C++ Map (compiled to WebAssembly) vs JavaScript Map

In my previous post, I talked about WebAssembly (WASM) and its potential through the eyes of a JavaScript web developer. (I recommend reading that post before this one)

After writing my post I was excited to use WASM in a real application I was developing at my internship at GDK Software. I was not developing applications with real heavy calculations so there wasn’t a proper use for WASM, but that did not slow me down in using this new technology.

Converting a MySQL database to an MSSQL database

One application I was working on was a Node.Js script that converts a MySQL database to an MSSQL database. Because MySQL can use an unsigned int as a datatype for identifier it was not possible to just straight up copy this field. For this purpose, I added a new column to the tables in the MSSQL database that would hold the original identifier from the MySQL database.

Every time I needed a foreign key constraint I would look up the new identifier using the original identifier. This meant a constant flow of select statements to the MSSQL database.

Solution

Instead of asking the MSSQL database for the new identifier I thought I should make a local map with the original identifier as the key and the new identifier as the value. So that is exactly what I did and to make it more fun I decided to compare the JavaScript map against the C++ map (compiled to WASM).

JavaScript

Creating a map doesn’t require any additional libraries to be imported.

C++

In C++ no additional libraries are needed as well. Because map is included in the standard library.

Performance

So before implementing any map in this conversion, it took the application 324888.4994ms or 325 seconds to convert the database.

To test the performance of both the C++ map and the JavaScript map I took both implementations and run the full conversion 5 times. After which I took the average and compared the two to each other. Here are the results.

JavaScript Map
1.     165171.625ms
2. 163065.303ms
3. 158581.745ms
4. 163711.380ms
5. 160601.130ms
Average: 162226.2366ms
C++ Map
1.     163367.855ms
2. 161873.929ms
3. 158132.038ms
4. 159239.384ms
5. 161082.063ms
Average: 160739.0538ms

So implementing a map, in general, did improve my overall performance of the application. But did WASM improve the application… Well, it did with about 1.5 seconds. Which isn’t much of an improvement.

Conclusion

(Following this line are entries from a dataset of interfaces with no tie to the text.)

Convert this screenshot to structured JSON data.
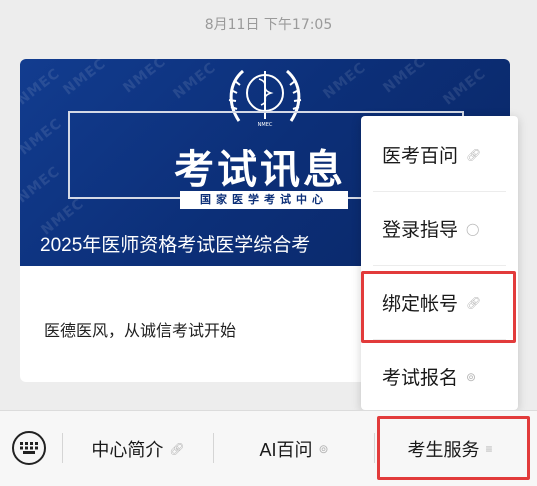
{
  "timestamp": "8月11日 下午17:05",
  "card": {
    "banner_title": "考试讯息",
    "banner_org": "国家医学考试中心",
    "banner_watermark": "NMEC",
    "banner_emblem_text": "NMEC",
    "banner_caption": "2025年医师资格考试医学综合考",
    "description": "医德医风，从诚信考试开始"
  },
  "popup_menu": {
    "items": [
      {
        "label": "医考百问",
        "icon": "link-icon"
      },
      {
        "label": "登录指导",
        "icon": "chat-bubble-icon"
      },
      {
        "label": "绑定帐号",
        "icon": "link-icon"
      },
      {
        "label": "考试报名",
        "icon": "mini-program-icon"
      }
    ]
  },
  "bottom_bar": {
    "keyboard_icon": "keyboard-icon",
    "menus": [
      {
        "label": "中心简介",
        "icon": "link-icon"
      },
      {
        "label": "AI百问",
        "icon": "mini-program-icon"
      },
      {
        "label": "考生服务",
        "icon": "menu-lines-icon"
      }
    ]
  },
  "colors": {
    "banner_blue": "#0c2f78",
    "highlight_red": "#e23b3b",
    "background": "#ededed"
  }
}
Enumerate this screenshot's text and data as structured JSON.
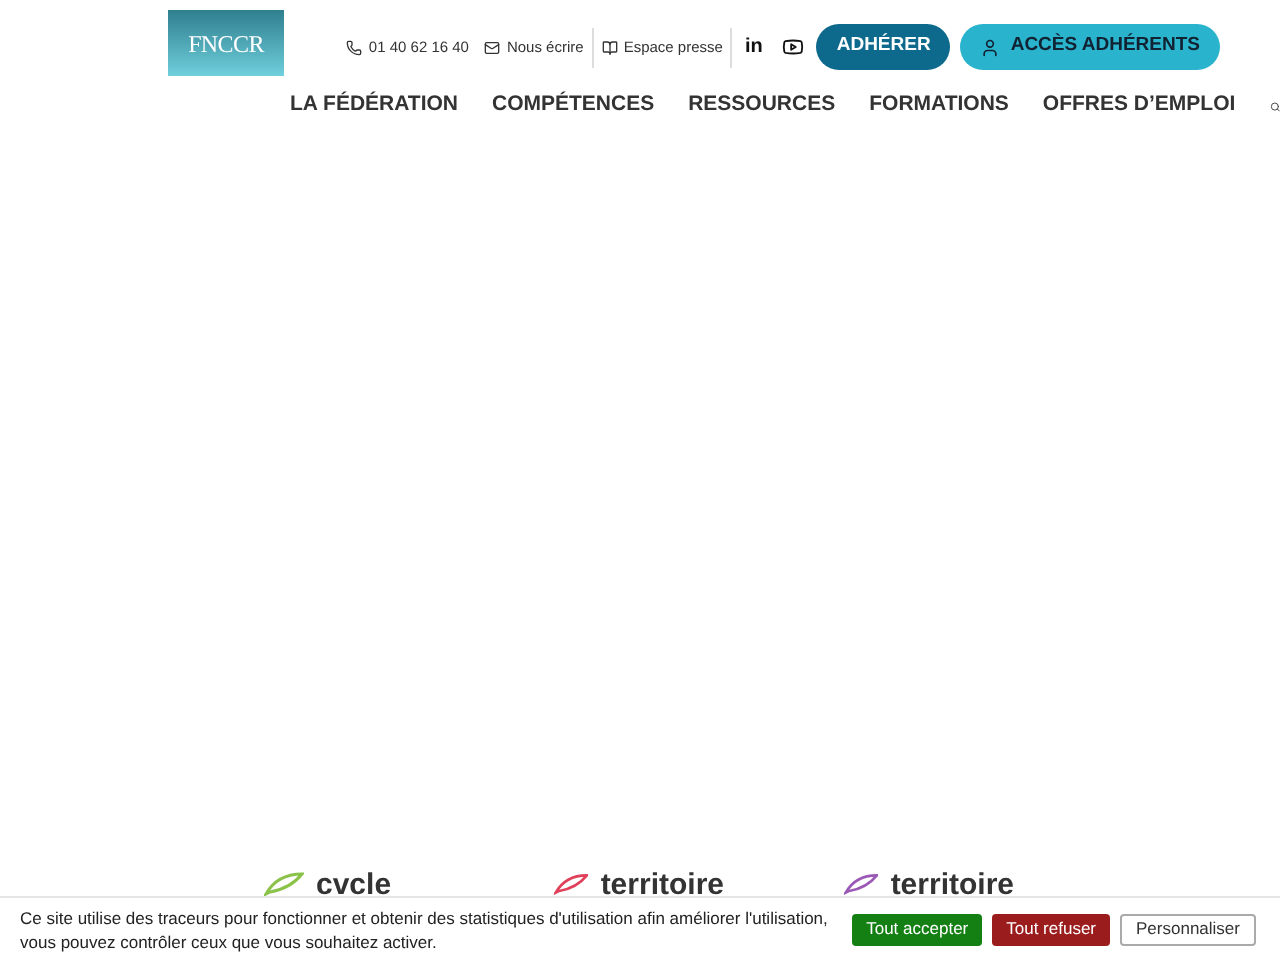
{
  "logo": {
    "text": "FNCCR"
  },
  "contacts": [
    {
      "kind": "phone",
      "label": "01 40 62 16 40"
    },
    {
      "kind": "mail",
      "label": "Nous écrire"
    },
    {
      "kind": "book",
      "label": "Espace presse"
    }
  ],
  "social": [
    {
      "kind": "linkedin",
      "label": "in"
    },
    {
      "kind": "youtube"
    }
  ],
  "buttons": [
    {
      "kind": "primary",
      "label": "ADHÉRER"
    },
    {
      "kind": "account",
      "label": "ACCÈS ADHÉRENTS"
    }
  ],
  "nav": [
    "LA FÉDÉRATION",
    "COMPÉTENCES",
    "RESSOURCES",
    "FORMATIONS",
    "OFFRES D’EMPLOI"
  ],
  "partners": [
    {
      "label": "cvcle",
      "color": "#8bc34a"
    },
    {
      "label": "territoire",
      "color": "#e0405a"
    },
    {
      "label": "territoire",
      "color": "#9b59b6"
    }
  ],
  "cookie_banner": {
    "text": "Ce site utilise des traceurs pour fonctionner et obtenir des statistiques d'utilisation afin améliorer l'utilisation, vous pouvez contrôler ceux que vous souhaitez activer.",
    "buttons": [
      {
        "kind": "accept",
        "label": "Tout accepter"
      },
      {
        "kind": "refuse",
        "label": "Tout refuser"
      },
      {
        "kind": "custom",
        "label": "Personnaliser"
      }
    ]
  }
}
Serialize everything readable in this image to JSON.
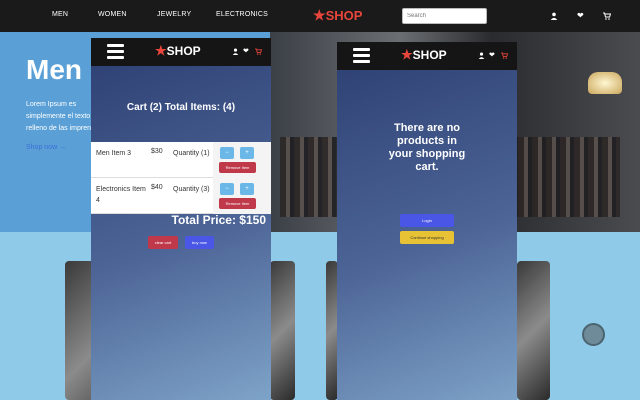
{
  "topnav": {
    "links": [
      "MEN",
      "WOMEN",
      "JEWELRY",
      "ELECTRONICS"
    ],
    "brand": "SHOP",
    "search_placeholder": "Search"
  },
  "hero": {
    "title": "Men",
    "description": "Lorem Ipsum es simplemente el texto de relleno de las imprentas y archivos de texto. Lorem Ipsum ha sido el texto de relleno estándar",
    "shop_now": "Shop now →"
  },
  "cart_panel": {
    "brand": "SHOP",
    "heading": "Cart (2) Total Items: (4)",
    "items": [
      {
        "name": "Men Item 3",
        "price": "$30",
        "quantity": "Quantity (1)",
        "remove": "Remove Item"
      },
      {
        "name": "Electronics Item 4",
        "price": "$40",
        "quantity": "Quantity (3)",
        "remove": "Remove Item"
      }
    ],
    "total": "Total Price: $150",
    "clear_label": "clear cart",
    "buy_label": "buy now"
  },
  "empty_panel": {
    "brand": "SHOP",
    "message": "There are no products in your shopping cart.",
    "login_label": "Login",
    "continue_label": "Continue shopping"
  },
  "colors": {
    "brand": "#e8453c",
    "remove": "#c0394b",
    "login": "#4a57e6",
    "continue": "#e7c234",
    "buy": "#4a57e6"
  },
  "icons": [
    "star-icon",
    "user-icon",
    "heart-icon",
    "cart-icon",
    "menu-icon",
    "plus-icon",
    "minus-icon"
  ]
}
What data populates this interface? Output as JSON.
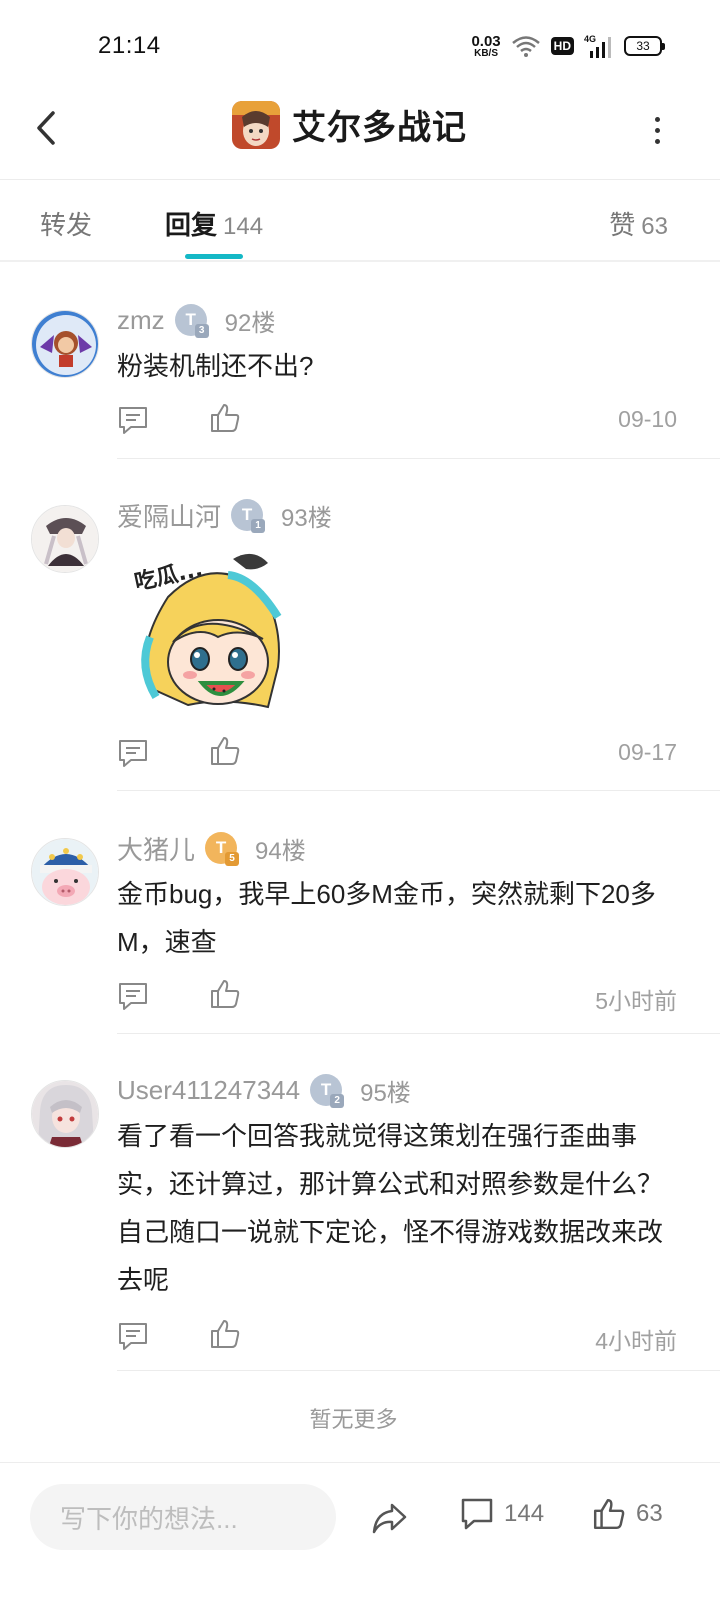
{
  "status": {
    "time": "21:14",
    "net_speed_value": "0.03",
    "net_speed_unit": "KB/S",
    "hd_label": "HD",
    "network_label": "4G",
    "battery": "33"
  },
  "header": {
    "title": "艾尔多战记",
    "icons": [
      "back-arrow-icon",
      "app-icon",
      "more-vertical-icon"
    ]
  },
  "tabs": [
    {
      "label": "转发",
      "count": ""
    },
    {
      "label": "回复",
      "count": "144"
    },
    {
      "label": "赞",
      "count": "63"
    }
  ],
  "comments": [
    {
      "name": "zmz",
      "level": "3",
      "badge_color": "#b8c4d4",
      "floor": "92楼",
      "text": "粉装机制还不出?",
      "time": "09-10"
    },
    {
      "name": "爱隔山河",
      "level": "1",
      "badge_color": "#b8c4d4",
      "floor": "93楼",
      "text": "",
      "sticker": "吃瓜...",
      "time": "09-17"
    },
    {
      "name": "大猪儿",
      "level": "5",
      "badge_color": "#f2b55c",
      "floor": "94楼",
      "text": "金币bug，我早上60多M金币，突然就剩下20多M，速查",
      "time": "5小时前"
    },
    {
      "name": "User411247344",
      "level": "2",
      "badge_color": "#b8c4d4",
      "floor": "95楼",
      "text": "看了看一个回答我就觉得这策划在强行歪曲事实，还计算过，那计算公式和对照参数是什么？自己随口一说就下定论，怪不得游戏数据改来改去呢",
      "time": "4小时前"
    }
  ],
  "badge_letter": "T",
  "footer_note": "暂无更多",
  "bottom_bar": {
    "input_placeholder": "写下你的想法...",
    "comment_count": "144",
    "like_count": "63"
  },
  "colors": {
    "accent": "#14b8c6",
    "muted_text": "#999999"
  }
}
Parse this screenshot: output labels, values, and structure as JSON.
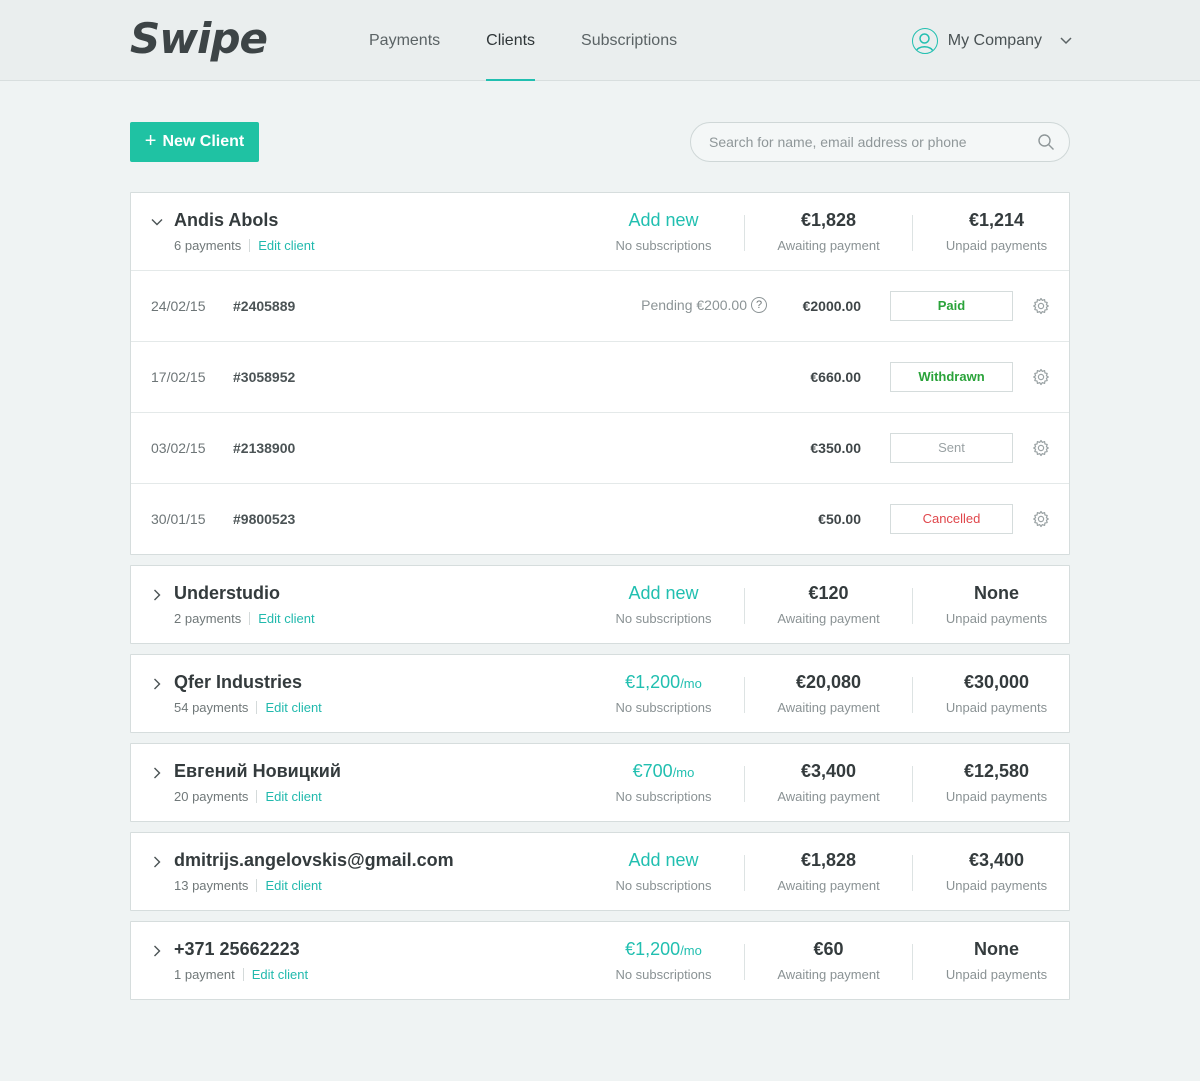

I did not really expect a big improvement because map is not relying on heavy calculations. It was however fun to implement some C++ in my Node.Js. WASM gives developers the opportunity to write different code than just JavaScript in their application without any performance drawbacks (and even a slight performance improvement in this case).